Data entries
========================================

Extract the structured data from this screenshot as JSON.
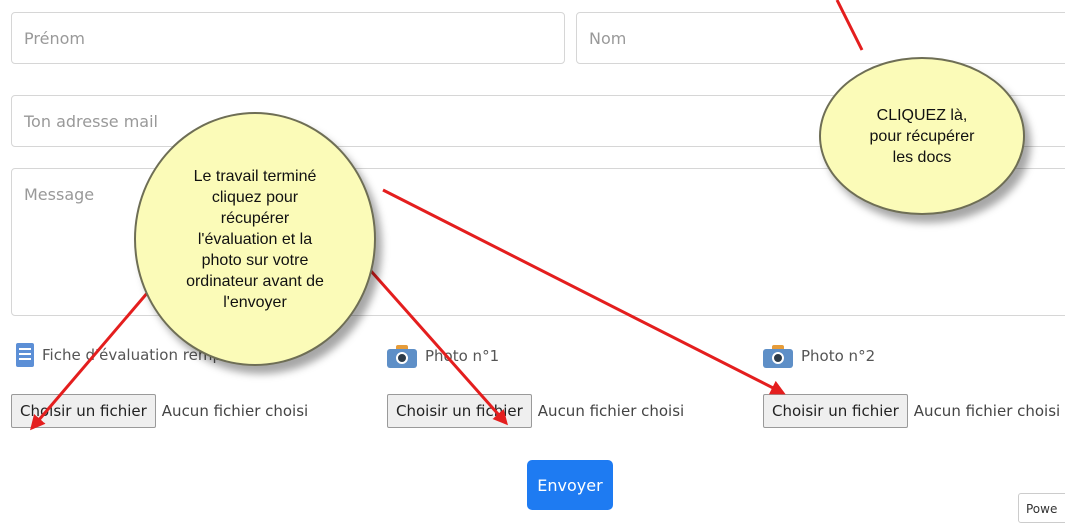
{
  "form": {
    "firstname_placeholder": "Prénom",
    "lastname_placeholder": "Nom",
    "email_placeholder": "Ton adresse mail",
    "message_placeholder": "Message"
  },
  "attachments": [
    {
      "label": "Fiche d'évaluation rempl",
      "icon": "document-icon",
      "button": "Choisir un fichier",
      "status": "Aucun fichier choisi"
    },
    {
      "label": "Photo n°1",
      "icon": "camera-icon",
      "button": "Choisir un fichier",
      "status": "Aucun fichier choisi"
    },
    {
      "label": "Photo n°2",
      "icon": "camera-icon",
      "button": "Choisir un fichier",
      "status": "Aucun fichier choisi"
    }
  ],
  "submit_label": "Envoyer",
  "powered_label": "Powe",
  "callouts": {
    "left": [
      "Le travail terminé",
      "cliquez pour",
      "récupérer",
      "l'évaluation et la",
      "photo sur votre",
      "ordinateur avant de",
      "l'envoyer"
    ],
    "right": [
      "CLIQUEZ là,",
      "pour récupérer",
      "les docs"
    ]
  },
  "colors": {
    "submit": "#1e7bf2",
    "bubble": "#fbfbb8",
    "arrow": "#e41e1e"
  }
}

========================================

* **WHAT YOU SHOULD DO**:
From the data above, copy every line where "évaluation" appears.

* **REPLY TO THE TASK**:
      "label": "Fiche d'évaluation rempl",
      "l'évaluation et la",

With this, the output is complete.